Airports are like enormous and devouring leviathans run aground on the shore of all things, too heavy to be pushed back out to sea. Airports are like cathedrals of an always late and retarded faith . . . and airports are the sanctuary where everyone prays and begs that their flights leave on time, and that they arrive on time, and that their luggage doesn’t disappear in some wrinkle in space-time, and that everything that goes up does come down but doesn’t fall amen. Airports are like hospitals: you know when you go in but not when you’ll come out and you sit there like something patient, something passing.
And oversharing and not just oversharing:
Being missed has gone missing. Being familiar with so much doesn’t mean knowing more. There was a time when the definitive proof of success was the very ability to disappear, to be impossible to find, to have nobody know where you are. To be unreachable. To be outside everything.
Lastly and importantly, The Invented Part contains warnings for the future of the book in our age of technological screens and our inability to be disconnected. For example, it is stated that:
E-readers, supposedly, help to facilitate and accelerate the reading experience, but actually it seems, end up removing the desire to continue readings. But—breaking ancient news, stope the presses—we still read at the same speed as Aristotle. About four hundred fifty words a minute. So, all that external electric velocity at our disposal ends up colliding with our more deliberate internal electricity. In other words: machines are faster and faster but we are not. We haven’t gained much and, along the way, we’ve lost the exquisite pleasure of leisure, which is how and where the stuff of hopes and dreams is made. We live and create, determined to increase out machines’ capacity to store a number of books that we’ll never be able to read. . . . It seems to me that the paper book is nearer out rhythm (there are nights when I deeply envy the environment of the nineteenth century when it comes to reading nineteenth-century novels by candlelight).

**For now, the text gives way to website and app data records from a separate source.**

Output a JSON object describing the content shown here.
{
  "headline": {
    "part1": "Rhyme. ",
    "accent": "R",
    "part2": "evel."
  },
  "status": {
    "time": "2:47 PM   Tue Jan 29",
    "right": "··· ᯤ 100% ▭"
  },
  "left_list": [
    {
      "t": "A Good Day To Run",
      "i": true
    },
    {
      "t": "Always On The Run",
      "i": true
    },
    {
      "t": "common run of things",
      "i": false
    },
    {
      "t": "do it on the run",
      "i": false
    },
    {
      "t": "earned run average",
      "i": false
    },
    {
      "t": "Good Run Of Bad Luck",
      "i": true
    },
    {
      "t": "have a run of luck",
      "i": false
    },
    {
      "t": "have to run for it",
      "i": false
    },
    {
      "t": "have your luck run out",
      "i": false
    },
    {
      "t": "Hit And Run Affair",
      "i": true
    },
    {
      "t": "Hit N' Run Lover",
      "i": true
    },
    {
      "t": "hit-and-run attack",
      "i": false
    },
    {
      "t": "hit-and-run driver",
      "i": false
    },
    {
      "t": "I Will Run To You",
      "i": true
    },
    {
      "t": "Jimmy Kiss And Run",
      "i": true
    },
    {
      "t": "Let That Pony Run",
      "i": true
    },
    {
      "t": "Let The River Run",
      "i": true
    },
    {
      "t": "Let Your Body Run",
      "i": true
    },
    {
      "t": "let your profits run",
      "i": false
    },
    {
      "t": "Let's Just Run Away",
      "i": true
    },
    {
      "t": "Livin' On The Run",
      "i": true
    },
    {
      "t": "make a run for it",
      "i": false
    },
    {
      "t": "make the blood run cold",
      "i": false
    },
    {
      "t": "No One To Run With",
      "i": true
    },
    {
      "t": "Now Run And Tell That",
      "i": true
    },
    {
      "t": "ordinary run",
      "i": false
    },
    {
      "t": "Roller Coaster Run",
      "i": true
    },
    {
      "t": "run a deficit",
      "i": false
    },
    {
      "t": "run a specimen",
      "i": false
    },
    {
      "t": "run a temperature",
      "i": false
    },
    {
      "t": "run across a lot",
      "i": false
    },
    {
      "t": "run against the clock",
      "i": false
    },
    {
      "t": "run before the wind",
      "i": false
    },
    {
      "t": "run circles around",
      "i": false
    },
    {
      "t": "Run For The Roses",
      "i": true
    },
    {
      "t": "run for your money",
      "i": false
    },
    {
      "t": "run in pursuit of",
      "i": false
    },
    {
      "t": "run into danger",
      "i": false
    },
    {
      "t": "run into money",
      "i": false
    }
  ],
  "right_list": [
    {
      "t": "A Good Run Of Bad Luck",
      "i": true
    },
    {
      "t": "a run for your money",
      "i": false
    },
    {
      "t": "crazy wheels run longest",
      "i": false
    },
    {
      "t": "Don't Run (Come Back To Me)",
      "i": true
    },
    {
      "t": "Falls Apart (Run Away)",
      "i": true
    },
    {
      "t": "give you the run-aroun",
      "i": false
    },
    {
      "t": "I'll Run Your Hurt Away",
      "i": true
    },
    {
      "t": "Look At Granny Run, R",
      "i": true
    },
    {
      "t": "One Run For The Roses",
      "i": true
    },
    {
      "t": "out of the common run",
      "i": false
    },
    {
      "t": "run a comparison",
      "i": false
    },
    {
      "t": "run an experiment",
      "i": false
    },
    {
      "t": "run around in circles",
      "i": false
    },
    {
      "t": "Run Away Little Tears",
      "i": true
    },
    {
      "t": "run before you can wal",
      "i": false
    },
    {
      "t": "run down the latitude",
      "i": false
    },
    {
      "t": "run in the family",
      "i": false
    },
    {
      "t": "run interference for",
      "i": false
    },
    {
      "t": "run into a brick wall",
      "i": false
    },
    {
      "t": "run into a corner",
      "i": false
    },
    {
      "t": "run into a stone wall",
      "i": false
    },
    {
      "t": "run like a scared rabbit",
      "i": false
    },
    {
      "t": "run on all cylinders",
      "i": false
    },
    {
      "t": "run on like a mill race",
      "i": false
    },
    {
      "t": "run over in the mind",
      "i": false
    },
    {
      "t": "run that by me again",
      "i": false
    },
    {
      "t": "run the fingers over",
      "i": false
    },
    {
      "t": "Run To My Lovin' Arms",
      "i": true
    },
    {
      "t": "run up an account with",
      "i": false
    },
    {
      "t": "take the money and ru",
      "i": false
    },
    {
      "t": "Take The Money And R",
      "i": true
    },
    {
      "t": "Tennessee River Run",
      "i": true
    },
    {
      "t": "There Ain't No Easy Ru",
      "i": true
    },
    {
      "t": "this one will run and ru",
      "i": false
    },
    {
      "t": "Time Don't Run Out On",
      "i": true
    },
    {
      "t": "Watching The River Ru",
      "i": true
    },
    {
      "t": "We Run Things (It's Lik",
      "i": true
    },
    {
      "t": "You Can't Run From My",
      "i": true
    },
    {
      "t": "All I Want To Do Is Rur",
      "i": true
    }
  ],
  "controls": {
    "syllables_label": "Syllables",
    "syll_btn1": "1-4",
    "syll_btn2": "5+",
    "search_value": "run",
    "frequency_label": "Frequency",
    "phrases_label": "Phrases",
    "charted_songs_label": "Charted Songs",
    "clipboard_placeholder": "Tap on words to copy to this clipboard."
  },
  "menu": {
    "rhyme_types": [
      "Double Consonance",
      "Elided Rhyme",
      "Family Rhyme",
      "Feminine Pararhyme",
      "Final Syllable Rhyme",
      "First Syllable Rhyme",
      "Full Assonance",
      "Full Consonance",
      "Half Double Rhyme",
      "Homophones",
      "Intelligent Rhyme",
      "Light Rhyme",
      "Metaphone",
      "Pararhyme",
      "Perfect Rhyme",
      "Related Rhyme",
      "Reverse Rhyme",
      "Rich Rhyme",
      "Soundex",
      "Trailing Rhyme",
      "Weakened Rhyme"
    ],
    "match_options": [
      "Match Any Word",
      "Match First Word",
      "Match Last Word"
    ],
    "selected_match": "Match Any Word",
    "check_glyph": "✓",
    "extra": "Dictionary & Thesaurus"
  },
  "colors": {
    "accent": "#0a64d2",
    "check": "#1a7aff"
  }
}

In closing, The Invented Part is a work that I will repeatedly refer to, interact with, and re-read as it captures and questions my relationship with literature in magical and embarrassing ways that will continually change as I refamiliarize myself with the classics, expose myself to new works, and go through the process of aging. This tome will be proudly placed next to my copies of 2666 and People of Paper, both of which also relay the same essence, but through vastly different methods.